September 1, 2017 6:42 pm
Estate Jewelry : Gold : Edwardian

Edwardian White Gold and Amethyst Brooch

By the time Edward became king of England in 1902, he and his wife Alexandria had been established as leaders and influencers in fashion.  Edwardian fashion diverged from the Victorian styles that had dominated England for decades, in part because of technological advances in lighting and  metallurgy.  Yellow gold gave way to white metals as platinum became popular, and use of this metal inspired fine detail in the metal work.

The introduction of electric light vitalized the diamond market.  Diamonds shone brilliantly when viewed in the new, whiter light as opposed to the older, yellowish gas lighting.  This lighting also showcased the new, more delicate fashions with softer fabrics and paler colors.  These fashions were meant for diamonds and paler gemstones, such as diamonds, amethyst, and peridot.

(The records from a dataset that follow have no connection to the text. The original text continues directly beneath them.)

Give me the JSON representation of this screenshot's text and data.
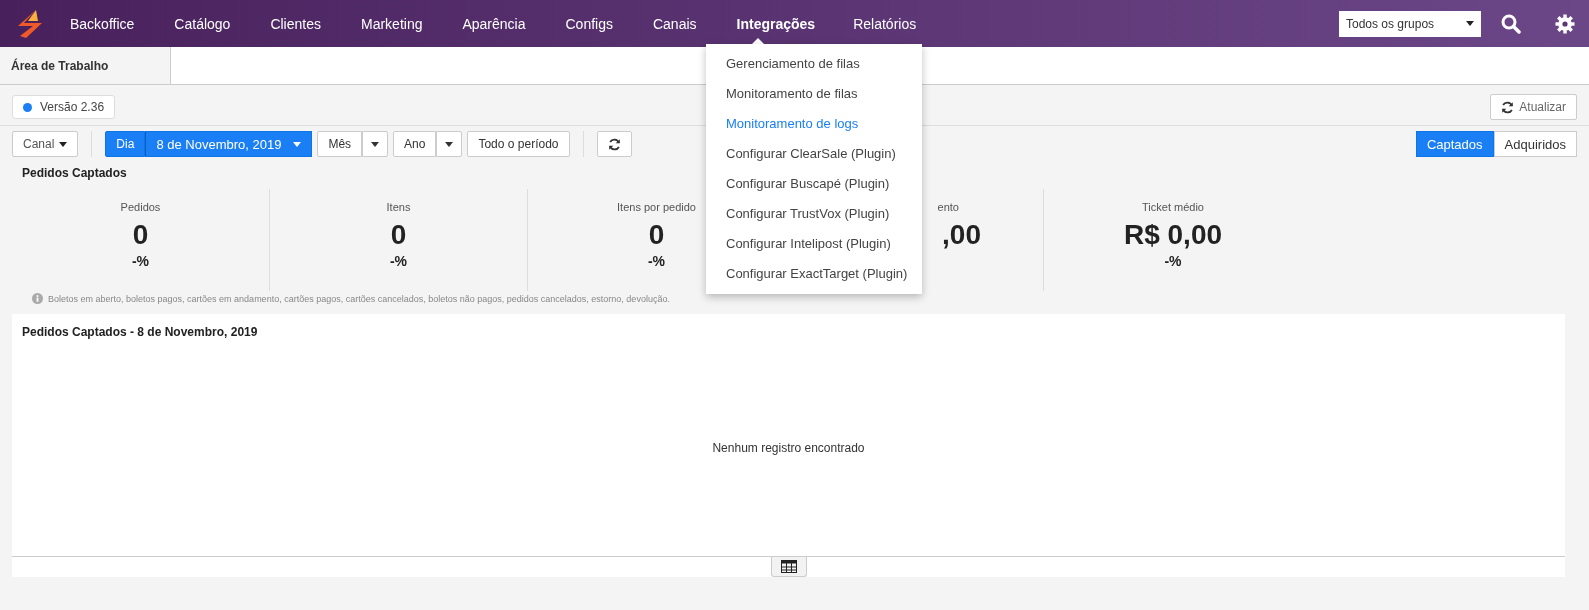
{
  "nav": {
    "items": [
      {
        "label": "Backoffice",
        "selected": false
      },
      {
        "label": "Catálogo",
        "selected": false
      },
      {
        "label": "Clientes",
        "selected": false
      },
      {
        "label": "Marketing",
        "selected": false
      },
      {
        "label": "Aparência",
        "selected": false
      },
      {
        "label": "Configs",
        "selected": false
      },
      {
        "label": "Canais",
        "selected": false
      },
      {
        "label": "Integrações",
        "selected": true
      },
      {
        "label": "Relatórios",
        "selected": false
      }
    ],
    "group_select": {
      "value": "Todos os grupos"
    }
  },
  "dropdown": {
    "items": [
      {
        "label": "Gerenciamento de filas",
        "selected": false
      },
      {
        "label": "Monitoramento de filas",
        "selected": false
      },
      {
        "label": "Monitoramento de logs",
        "selected": true
      },
      {
        "label": "Configurar ClearSale (Plugin)",
        "selected": false
      },
      {
        "label": "Configurar Buscapé (Plugin)",
        "selected": false
      },
      {
        "label": "Configurar TrustVox (Plugin)",
        "selected": false
      },
      {
        "label": "Configurar Intelipost (Plugin)",
        "selected": false
      },
      {
        "label": "Configurar ExactTarget (Plugin)",
        "selected": false
      }
    ]
  },
  "tabs": [
    {
      "label": "Área de Trabalho",
      "selected": true
    }
  ],
  "version": {
    "label": "Versão 2.36",
    "color": "#1a7ef5"
  },
  "refresh_button": "Atualizar",
  "toolbar": {
    "channel": "Canal",
    "periods": [
      {
        "label": "Dia",
        "value": "8 de Novembro, 2019",
        "selected": true
      },
      {
        "label": "Mês",
        "selected": false
      },
      {
        "label": "Ano",
        "selected": false
      }
    ],
    "all_period": "Todo o período"
  },
  "mode_toggle": [
    {
      "label": "Captados",
      "selected": true
    },
    {
      "label": "Adquiridos",
      "selected": false
    }
  ],
  "section_title": "Pedidos Captados",
  "metrics": [
    {
      "label": "Pedidos",
      "value": "0",
      "change": "-%"
    },
    {
      "label": "Itens",
      "value": "0",
      "change": "-%"
    },
    {
      "label": "Itens por pedido",
      "value": "0",
      "change": "-%"
    },
    {
      "label": "ento",
      "value": ",00",
      "partial": true
    },
    {
      "label": "Ticket médio",
      "value": "R$ 0,00",
      "change": "-%"
    }
  ],
  "note": "Boletos em aberto, boletos pagos, cartões em andamento, cartões pagos, cartões cancelados, boletos não pagos, pedidos cancelados, estorno, devolução.",
  "chart_panel": {
    "title": "Pedidos Captados - 8 de Novembro, 2019",
    "empty": "Nenhum registro encontrado"
  }
}
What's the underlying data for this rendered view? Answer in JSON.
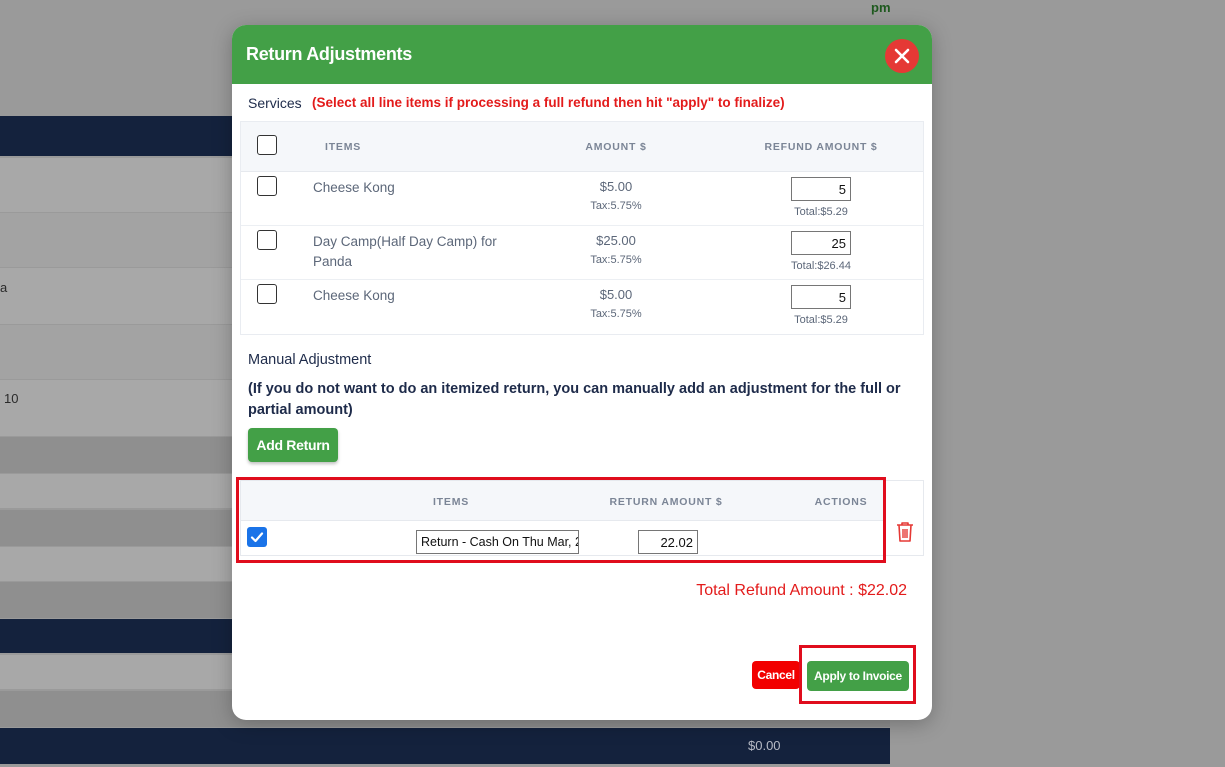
{
  "background": {
    "corner_text": "pm",
    "row_texts": [
      "a",
      "10"
    ],
    "footer_amount": "$0.00"
  },
  "modal": {
    "title": "Return Adjustments",
    "services_label": "Services",
    "services_note": "(Select all line items if processing a full refund then hit \"apply\" to finalize)",
    "services_columns": [
      "ITEMS",
      "AMOUNT $",
      "REFUND AMOUNT $"
    ],
    "services": [
      {
        "name": "Cheese Kong",
        "amount": "$5.00",
        "tax": "Tax:5.75%",
        "refund": "5",
        "total": "Total:$5.29",
        "checked": false
      },
      {
        "name": "Day Camp(Half Day Camp) for Panda",
        "amount": "$25.00",
        "tax": "Tax:5.75%",
        "refund": "25",
        "total": "Total:$26.44",
        "checked": false
      },
      {
        "name": "Cheese Kong",
        "amount": "$5.00",
        "tax": "Tax:5.75%",
        "refund": "5",
        "total": "Total:$5.29",
        "checked": false
      }
    ],
    "manual_title": "Manual Adjustment",
    "manual_desc": "(If you do not want to do an itemized return, you can manually add an adjustment for the full or partial amount)",
    "add_return_label": "Add Return",
    "return_columns": [
      "ITEMS",
      "RETURN AMOUNT $",
      "ACTIONS"
    ],
    "return_row": {
      "checked": true,
      "item": "Return - Cash On Thu Mar, 2",
      "amount": "22.02"
    },
    "total_refund": "Total Refund Amount : $22.02",
    "cancel_label": "Cancel",
    "apply_label": "Apply to Invoice"
  },
  "colors": {
    "accent_green": "#43a047",
    "danger_red": "#e31b1b",
    "navy": "#14223d"
  }
}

Popular jewelry motifs and styles included Alexandria’s favorite stars, crescents, and dog collars as well as open, graceful bows, many pearls, garlands, and bar pins.

 




Signed Art Nouveau Buckle

August 31, 2017 12:32 pm
Estate Jewelry : Silver : Art Nouveau

Signed Art Nouveau BuckleUnger Bros was a well-known and successful Newark firm that made silver jewelry and accessories up until 1910.  One of their specialties was die-stamped work that imitated repousse.  (The piece shown here is solid silver, however.)

The company was founded in 1872 and went through a number of changes in management and name before switching to the manufacture of airplane parts in 1914, and being sold in 1919 [American Jewelry Manufacturers, Dorothy T. Rainwater, Schiffer, 1988].

Unger Bros made a wide variety a wide variety of Art Nouveau pieces, jewelry, buckles, pocket knives, belts, cuff links, match safes, dresser vases....the list goes on and on.  This belt buckle is a splendid example of their work.

 

 




Unger Bros Scarab Cufflinks

February 15, 2017 9:16 pm
Estate Jewelry : Silver : Art Nouveau

Signed Antique Scarab Cufflinks

One of the most successful American makers of Art Nouveau jewelry (and other items) was Unger Brothers of Newark New Jersey.  There were five Unger brothers; the company underwent a number of name and leadership changes after its inception in 1872.  Originally makers of gold jewelry, they switched to silver to take advantage of the popularity of Art Nouveau design.  Philip Dickinson married into the family in 1880 and was responsible for many of the firm’s fine designs.  The company ceased jewelry manufacture in 1914 and switched to airplane parts.

One of the goals of many American makers of Art Nouveau jewelry was to make it affordable.  To this end, Unger Bros (and other companies) made die-stamped designs that mimicked repoussé work.  These pieces have diagnostic flat backings and are light in weight.  And very, very beautiful.

Much Unger work is still available.  They were known for pins, necklaces, belts, etc.  featuring designs of ladies and flowers—typical Art Nouveau—as well as charming and unusual items like these beetle cufflinks, as well as bulldogs, Indian heads, opossums, and bats.